But the problem is that it's almost in code. You don't even know it's there unless you eat there way too often. And I think what you say is right: If they made that very obvious, they said, hey, look, here's seltzer water if you push this little button over here...
FLATOW: You can get seltzer water at McDonald's for free?
WANSINK: Yeah, and at Burger King also too. Yeah...
FLATOW: No kidding.
WANSINK: It'll have a little button on the side of either Diet Coke or Coke.
NESTLE: That's a well-kept secret.
FLATOW: That is a well-kept secret.
WANSINK: It is. Just a little bitty lever underneath there. But I think making it obvious like Bob suggested is a great idea.
NESTLE: You have to convince the companies to do it because they're going to lose money on all the soda sales. They're not going to want to do that. I mean, I've talked to restaurant owners and said why don't you give a price break for a smaller portion? And they say, what are you trying to do, put us out of business?
FLATOW: Yeah, because the increase is not proportional to the price.
NESTLE: It's not, no.
WANSINK: But you also raise an excellent point because if they don't start doing something like that, and another place does across the street, they are going to be put out of business because people who want that are going to go to the other place. I think it's a brilliant idea.
FLATOW: What about getting, Marion and Brian, last question, what about getting food companies, food marketing people, to cooperate, you know, in making smaller sizes? You say they're not going to do that?
NESTLE: I think this is the kind of thing that Michelle Obama tried to do with her Let's Move campaign, which is, which has as a big part of it partnerships with food companies to try to work on things that could be done across the board. I think it's difficult.
WANSINK: You know, but there is some nice precedent for this. We had done some work back in the mid-'90s about these - we called them mini-sized portions at that time.
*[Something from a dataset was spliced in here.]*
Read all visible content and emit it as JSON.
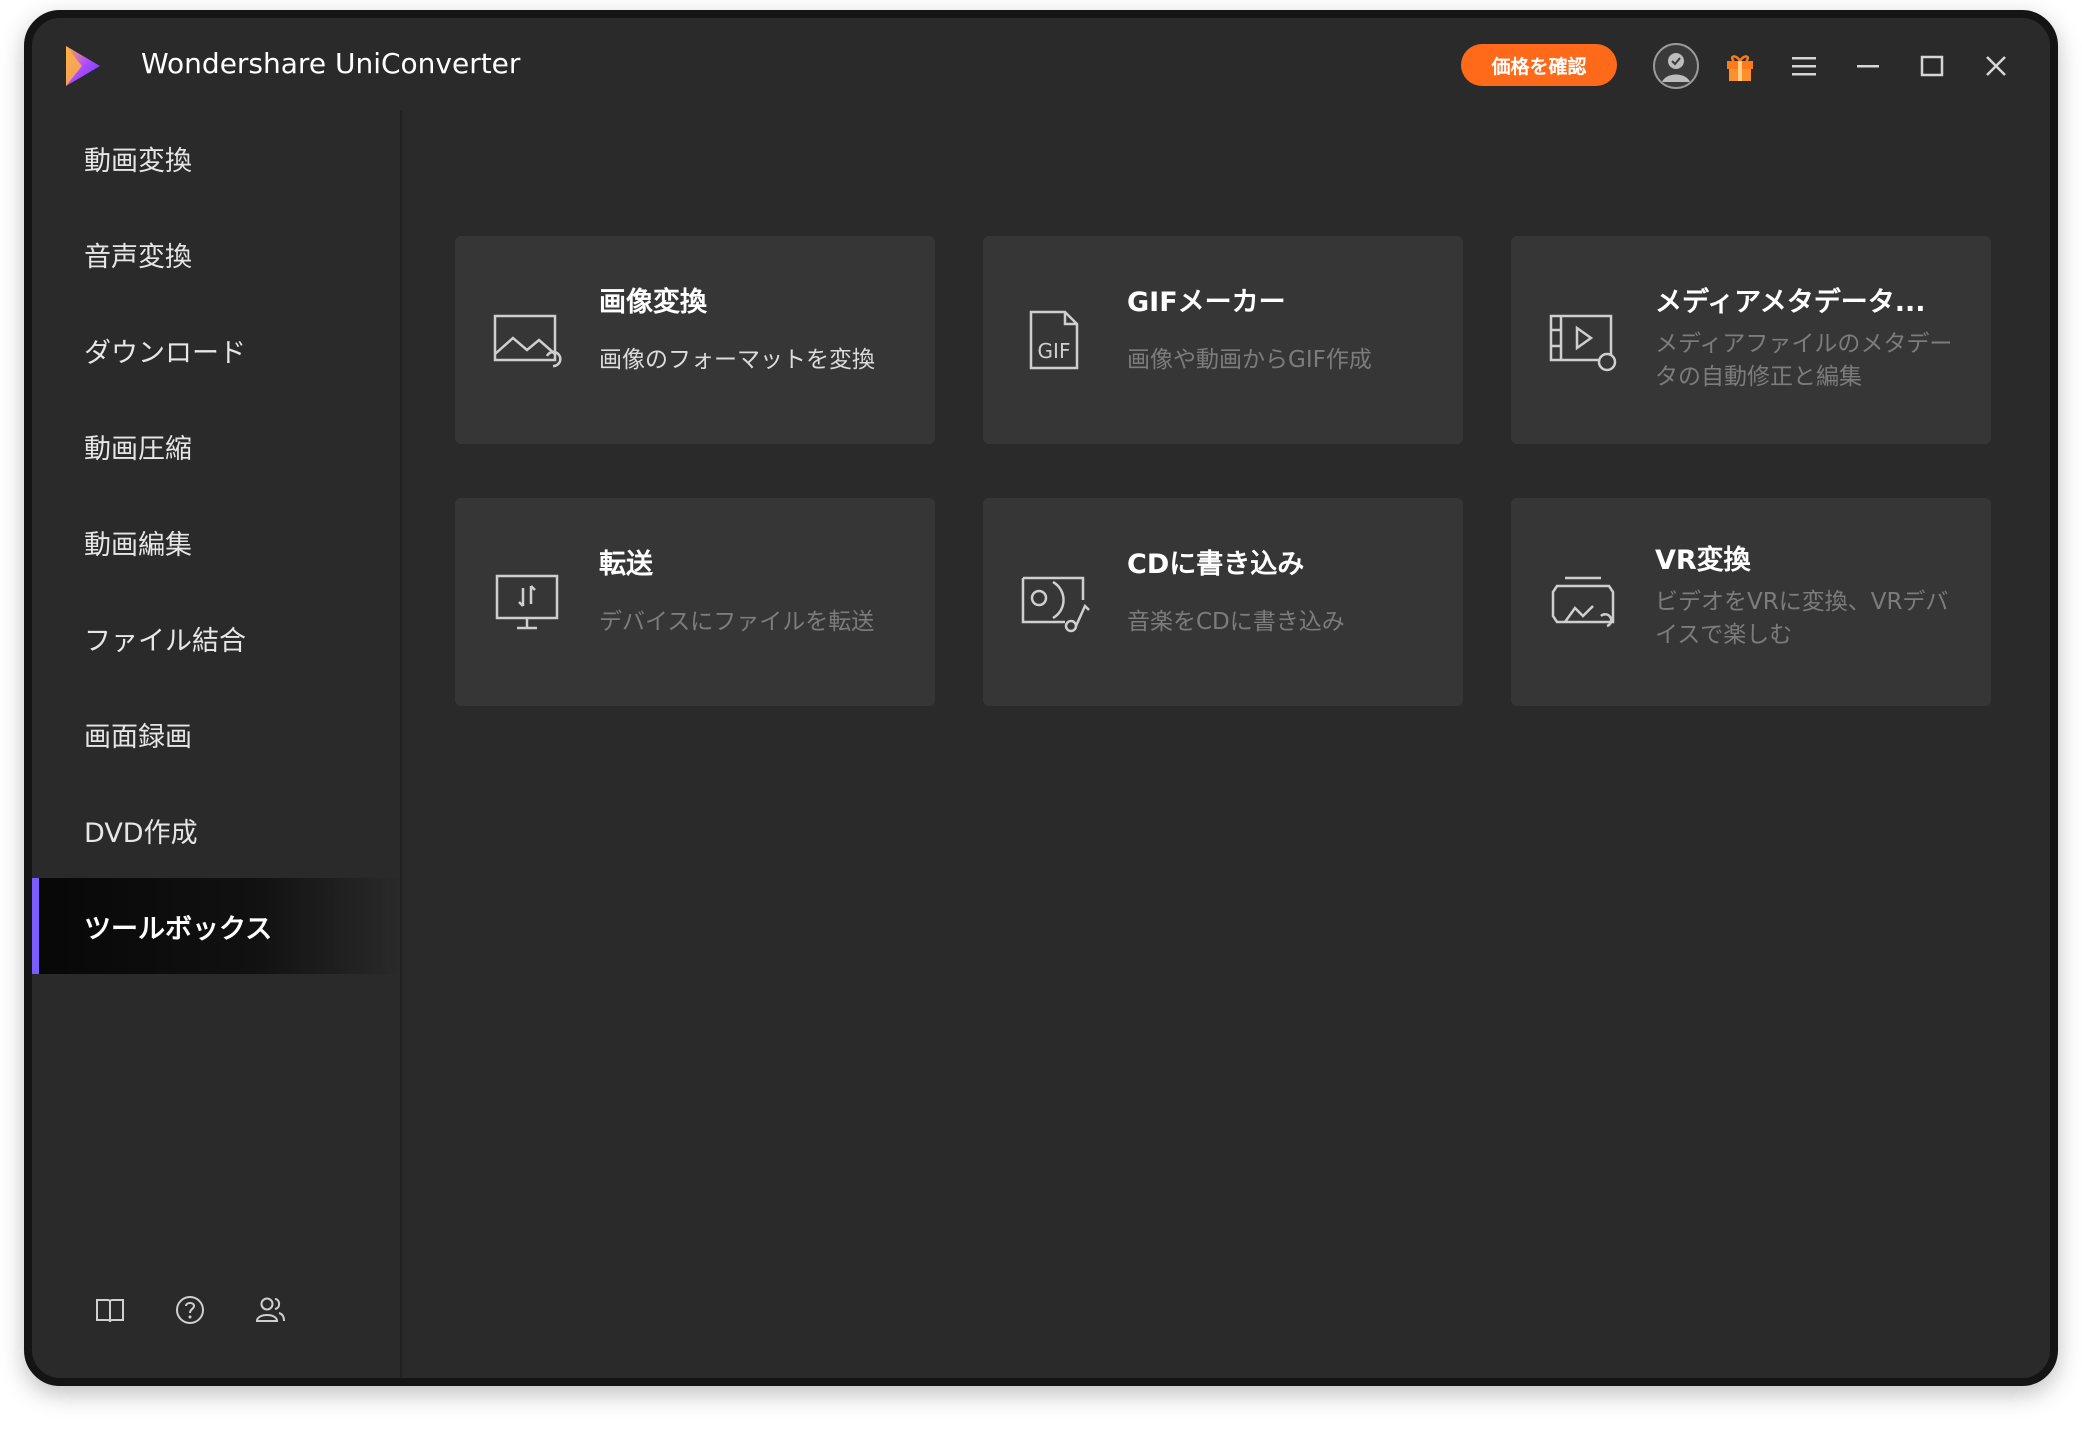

And we showed that about 70 percent of all people end up eating less if you give them mini-size portions. That turned into the 100-calorie pack.
NESTLE: That's the point with the soda cap.
WANSINK: Yeah. No. That turned into the 100-calorie pack, though, and...
FLATOW: And if you give them a tinier plate. If you give them a smaller plate or a bowl, won't they think they're eating a lot?
WANSINK: Yeah, put it in a little thimble, yeah, right.
FLATOW: We're about out of time. Thank you both. Brian Wansink is director of the Cornell Food and Brand Lab at Cornell University; Marion Nestle, professor of nutrition, food studies and public health at New York University. Thank you both for joining us today. Have a good weekend.
NESTLE: Pleasure to be here.
WANSINK: Have a great weekend. Thank you. Transcript provided by NPR, Copyright NPR.